• **WORK INSTRUCTIONS**
Once you have read the records, write them out again exactly.

• **DATASET**

┄┄┄┄┄┄

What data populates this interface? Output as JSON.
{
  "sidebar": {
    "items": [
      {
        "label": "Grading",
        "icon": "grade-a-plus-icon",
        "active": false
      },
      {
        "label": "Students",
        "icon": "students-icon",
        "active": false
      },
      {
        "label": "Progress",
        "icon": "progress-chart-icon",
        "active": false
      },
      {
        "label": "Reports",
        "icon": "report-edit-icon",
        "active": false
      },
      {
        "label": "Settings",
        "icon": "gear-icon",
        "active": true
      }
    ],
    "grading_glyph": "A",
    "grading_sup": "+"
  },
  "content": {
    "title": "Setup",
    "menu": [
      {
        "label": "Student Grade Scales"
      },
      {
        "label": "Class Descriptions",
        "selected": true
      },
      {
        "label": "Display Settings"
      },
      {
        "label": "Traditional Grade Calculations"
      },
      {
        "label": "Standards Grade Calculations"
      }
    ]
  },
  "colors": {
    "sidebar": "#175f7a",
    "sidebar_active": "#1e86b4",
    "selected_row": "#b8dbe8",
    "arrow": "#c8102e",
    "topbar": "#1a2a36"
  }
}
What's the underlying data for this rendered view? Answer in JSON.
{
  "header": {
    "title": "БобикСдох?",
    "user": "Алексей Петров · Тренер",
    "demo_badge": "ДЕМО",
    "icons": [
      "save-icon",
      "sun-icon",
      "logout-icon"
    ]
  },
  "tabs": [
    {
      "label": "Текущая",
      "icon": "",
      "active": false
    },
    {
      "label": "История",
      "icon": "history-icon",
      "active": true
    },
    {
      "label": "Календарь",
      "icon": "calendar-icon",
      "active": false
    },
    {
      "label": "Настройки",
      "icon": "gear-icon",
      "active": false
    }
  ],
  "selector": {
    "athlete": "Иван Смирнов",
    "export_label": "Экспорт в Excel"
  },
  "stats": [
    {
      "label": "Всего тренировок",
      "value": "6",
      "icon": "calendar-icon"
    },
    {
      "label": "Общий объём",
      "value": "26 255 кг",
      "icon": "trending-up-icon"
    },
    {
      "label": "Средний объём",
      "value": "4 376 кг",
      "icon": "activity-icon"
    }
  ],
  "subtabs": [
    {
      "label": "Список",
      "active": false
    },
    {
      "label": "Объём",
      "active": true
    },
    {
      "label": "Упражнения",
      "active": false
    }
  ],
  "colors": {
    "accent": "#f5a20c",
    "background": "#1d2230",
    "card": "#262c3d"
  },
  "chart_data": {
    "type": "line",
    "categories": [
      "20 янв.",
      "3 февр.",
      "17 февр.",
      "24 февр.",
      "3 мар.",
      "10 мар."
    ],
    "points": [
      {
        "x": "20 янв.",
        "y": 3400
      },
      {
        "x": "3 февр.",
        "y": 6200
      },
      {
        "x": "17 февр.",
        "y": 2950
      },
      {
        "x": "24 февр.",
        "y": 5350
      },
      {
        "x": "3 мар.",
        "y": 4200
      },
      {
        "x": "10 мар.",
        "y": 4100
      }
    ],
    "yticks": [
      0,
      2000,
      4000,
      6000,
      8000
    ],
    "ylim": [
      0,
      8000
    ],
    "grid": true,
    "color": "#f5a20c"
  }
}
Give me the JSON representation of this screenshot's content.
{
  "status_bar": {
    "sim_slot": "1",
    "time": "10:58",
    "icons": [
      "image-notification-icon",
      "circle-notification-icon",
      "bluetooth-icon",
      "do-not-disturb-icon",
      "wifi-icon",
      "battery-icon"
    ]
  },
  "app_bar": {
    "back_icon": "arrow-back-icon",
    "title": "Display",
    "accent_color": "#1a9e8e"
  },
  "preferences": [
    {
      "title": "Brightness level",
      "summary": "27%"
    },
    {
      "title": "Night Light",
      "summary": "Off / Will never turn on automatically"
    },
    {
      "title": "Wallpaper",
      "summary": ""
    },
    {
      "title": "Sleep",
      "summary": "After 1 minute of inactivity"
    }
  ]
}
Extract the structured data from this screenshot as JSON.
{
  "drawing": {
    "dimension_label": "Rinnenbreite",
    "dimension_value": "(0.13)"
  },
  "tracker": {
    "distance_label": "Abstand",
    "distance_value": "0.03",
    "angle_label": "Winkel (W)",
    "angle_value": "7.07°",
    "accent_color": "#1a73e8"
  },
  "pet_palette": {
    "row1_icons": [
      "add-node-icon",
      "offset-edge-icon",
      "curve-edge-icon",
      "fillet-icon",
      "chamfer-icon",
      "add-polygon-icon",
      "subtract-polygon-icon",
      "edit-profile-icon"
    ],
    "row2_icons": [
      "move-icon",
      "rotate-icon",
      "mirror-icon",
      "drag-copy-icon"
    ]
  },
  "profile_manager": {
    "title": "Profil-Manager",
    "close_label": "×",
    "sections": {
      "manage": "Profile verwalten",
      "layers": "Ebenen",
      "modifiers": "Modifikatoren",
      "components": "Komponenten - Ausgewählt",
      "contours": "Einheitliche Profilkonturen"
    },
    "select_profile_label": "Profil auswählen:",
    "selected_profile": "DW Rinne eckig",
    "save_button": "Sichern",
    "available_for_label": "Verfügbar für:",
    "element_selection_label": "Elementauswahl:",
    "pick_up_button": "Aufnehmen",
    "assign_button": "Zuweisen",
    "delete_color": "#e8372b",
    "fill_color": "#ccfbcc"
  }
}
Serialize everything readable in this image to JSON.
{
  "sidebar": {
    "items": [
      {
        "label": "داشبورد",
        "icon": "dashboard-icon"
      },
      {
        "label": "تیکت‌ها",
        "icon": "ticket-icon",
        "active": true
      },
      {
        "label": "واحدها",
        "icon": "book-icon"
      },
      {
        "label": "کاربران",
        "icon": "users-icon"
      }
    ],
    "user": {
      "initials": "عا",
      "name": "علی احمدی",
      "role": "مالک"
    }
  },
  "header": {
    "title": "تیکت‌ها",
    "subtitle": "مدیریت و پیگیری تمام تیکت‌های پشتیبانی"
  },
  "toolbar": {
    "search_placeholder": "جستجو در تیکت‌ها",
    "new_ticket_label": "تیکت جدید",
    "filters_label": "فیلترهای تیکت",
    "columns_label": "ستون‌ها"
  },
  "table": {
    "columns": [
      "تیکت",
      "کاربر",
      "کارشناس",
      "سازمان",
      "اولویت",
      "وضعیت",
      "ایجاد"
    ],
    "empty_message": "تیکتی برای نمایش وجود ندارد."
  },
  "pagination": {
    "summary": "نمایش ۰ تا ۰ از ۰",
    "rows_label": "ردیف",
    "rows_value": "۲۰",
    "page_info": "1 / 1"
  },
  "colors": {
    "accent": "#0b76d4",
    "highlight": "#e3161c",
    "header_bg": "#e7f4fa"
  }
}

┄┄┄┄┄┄

• **REPLY TO THE EXERCISE**
What data populates this interface? Output as JSON.
{
  "sidebar": {
    "items": [
      {
        "label": "Grading",
        "icon": "grade-a-plus-icon",
        "active": false
      },
      {
        "label": "Students",
        "icon": "students-icon",
        "active": false
      },
      {
        "label": "Progress",
        "icon": "progress-chart-icon",
        "active": false
      },
      {
        "label": "Reports",
        "icon": "report-edit-icon",
        "active": false
      },
      {
        "label": "Settings",
        "icon": "gear-icon",
        "active": true
      }
    ],
    "grading_glyph": "A",
    "grading_sup": "+"
  },
  "content": {
    "title": "Setup",
    "menu": [
      {
        "label": "Student Grade Scales"
      },
      {
        "label": "Class Descriptions",
        "selected": true
      },
      {
        "label": "Display Settings"
      },
      {
        "label": "Traditional Grade Calculations"
      },
      {
        "label": "Standards Grade Calculations"
      }
    ]
  },
  "colors": {
    "sidebar": "#175f7a",
    "sidebar_active": "#1e86b4",
    "selected_row": "#b8dbe8",
    "arrow": "#c8102e",
    "topbar": "#1a2a36"
  }
}
What's the underlying data for this rendered view? Answer in JSON.
{
  "header": {
    "title": "БобикСдох?",
    "user": "Алексей Петров · Тренер",
    "demo_badge": "ДЕМО",
    "icons": [
      "save-icon",
      "sun-icon",
      "logout-icon"
    ]
  },
  "tabs": [
    {
      "label": "Текущая",
      "icon": "",
      "active": false
    },
    {
      "label": "История",
      "icon": "history-icon",
      "active": true
    },
    {
      "label": "Календарь",
      "icon": "calendar-icon",
      "active": false
    },
    {
      "label": "Настройки",
      "icon": "gear-icon",
      "active": false
    }
  ],
  "selector": {
    "athlete": "Иван Смирнов",
    "export_label": "Экспорт в Excel"
  },
  "stats": [
    {
      "label": "Всего тренировок",
      "value": "6",
      "icon": "calendar-icon"
    },
    {
      "label": "Общий объём",
      "value": "26 255 кг",
      "icon": "trending-up-icon"
    },
    {
      "label": "Средний объём",
      "value": "4 376 кг",
      "icon": "activity-icon"
    }
  ],
  "subtabs": [
    {
      "label": "Список",
      "active": false
    },
    {
      "label": "Объём",
      "active": true
    },
    {
      "label": "Упражнения",
      "active": false
    }
  ],
  "colors": {
    "accent": "#f5a20c",
    "background": "#1d2230",
    "card": "#262c3d"
  },
  "chart_data": {
    "type": "line",
    "categories": [
      "20 янв.",
      "3 февр.",
      "17 февр.",
      "24 февр.",
      "3 мар.",
      "10 мар."
    ],
    "points": [
      {
        "x": "20 янв.",
        "y": 3400
      },
      {
        "x": "3 февр.",
        "y": 6200
      },
      {
        "x": "17 февр.",
        "y": 2950
      },
      {
        "x": "24 февр.",
        "y": 5350
      },
      {
        "x": "3 мар.",
        "y": 4200
      },
      {
        "x": "10 мар.",
        "y": 4100
      }
    ],
    "yticks": [
      0,
      2000,
      4000,
      6000,
      8000
    ],
    "ylim": [
      0,
      8000
    ],
    "grid": true,
    "color": "#f5a20c"
  }
}
Give me the JSON representation of this screenshot's content.
{
  "status_bar": {
    "sim_slot": "1",
    "time": "10:58",
    "icons": [
      "image-notification-icon",
      "circle-notification-icon",
      "bluetooth-icon",
      "do-not-disturb-icon",
      "wifi-icon",
      "battery-icon"
    ]
  },
  "app_bar": {
    "back_icon": "arrow-back-icon",
    "title": "Display",
    "accent_color": "#1a9e8e"
  },
  "preferences": [
    {
      "title": "Brightness level",
      "summary": "27%"
    },
    {
      "title": "Night Light",
      "summary": "Off / Will never turn on automatically"
    },
    {
      "title": "Wallpaper",
      "summary": ""
    },
    {
      "title": "Sleep",
      "summary": "After 1 minute of inactivity"
    }
  ]
}
Extract the structured data from this screenshot as JSON.
{
  "drawing": {
    "dimension_label": "Rinnenbreite",
    "dimension_value": "(0.13)"
  },
  "tracker": {
    "distance_label": "Abstand",
    "distance_value": "0.03",
    "angle_label": "Winkel (W)",
    "angle_value": "7.07°",
    "accent_color": "#1a73e8"
  },
  "pet_palette": {
    "row1_icons": [
      "add-node-icon",
      "offset-edge-icon",
      "curve-edge-icon",
      "fillet-icon",
      "chamfer-icon",
      "add-polygon-icon",
      "subtract-polygon-icon",
      "edit-profile-icon"
    ],
    "row2_icons": [
      "move-icon",
      "rotate-icon",
      "mirror-icon",
      "drag-copy-icon"
    ]
  },
  "profile_manager": {
    "title": "Profil-Manager",
    "close_label": "×",
    "sections": {
      "manage": "Profile verwalten",
      "layers": "Ebenen",
      "modifiers": "Modifikatoren",
      "components": "Komponenten - Ausgewählt",
      "contours": "Einheitliche Profilkonturen"
    },
    "select_profile_label": "Profil auswählen:",
    "selected_profile": "DW Rinne eckig",
    "save_button": "Sichern",
    "available_for_label": "Verfügbar für:",
    "element_selection_label": "Elementauswahl:",
    "pick_up_button": "Aufnehmen",
    "assign_button": "Zuweisen",
    "delete_color": "#e8372b",
    "fill_color": "#ccfbcc"
  }
}
Serialize everything readable in this image to JSON.
{
  "sidebar": {
    "items": [
      {
        "label": "داشبورد",
        "icon": "dashboard-icon"
      },
      {
        "label": "تیکت‌ها",
        "icon": "ticket-icon",
        "active": true
      },
      {
        "label": "واحدها",
        "icon": "book-icon"
      },
      {
        "label": "کاربران",
        "icon": "users-icon"
      }
    ],
    "user": {
      "initials": "عا",
      "name": "علی احمدی",
      "role": "مالک"
    }
  },
  "header": {
    "title": "تیکت‌ها",
    "subtitle": "مدیریت و پیگیری تمام تیکت‌های پشتیبانی"
  },
  "toolbar": {
    "search_placeholder": "جستجو در تیکت‌ها",
    "new_ticket_label": "تیکت جدید",
    "filters_label": "فیلترهای تیکت",
    "columns_label": "ستون‌ها"
  },
  "table": {
    "columns": [
      "تیکت",
      "کاربر",
      "کارشناس",
      "سازمان",
      "اولویت",
      "وضعیت",
      "ایجاد"
    ],
    "empty_message": "تیکتی برای نمایش وجود ندارد."
  },
  "pagination": {
    "summary": "نمایش ۰ تا ۰ از ۰",
    "rows_label": "ردیف",
    "rows_value": "۲۰",
    "page_info": "1 / 1"
  },
  "colors": {
    "accent": "#0b76d4",
    "highlight": "#e3161c",
    "header_bg": "#e7f4fa"
  }
}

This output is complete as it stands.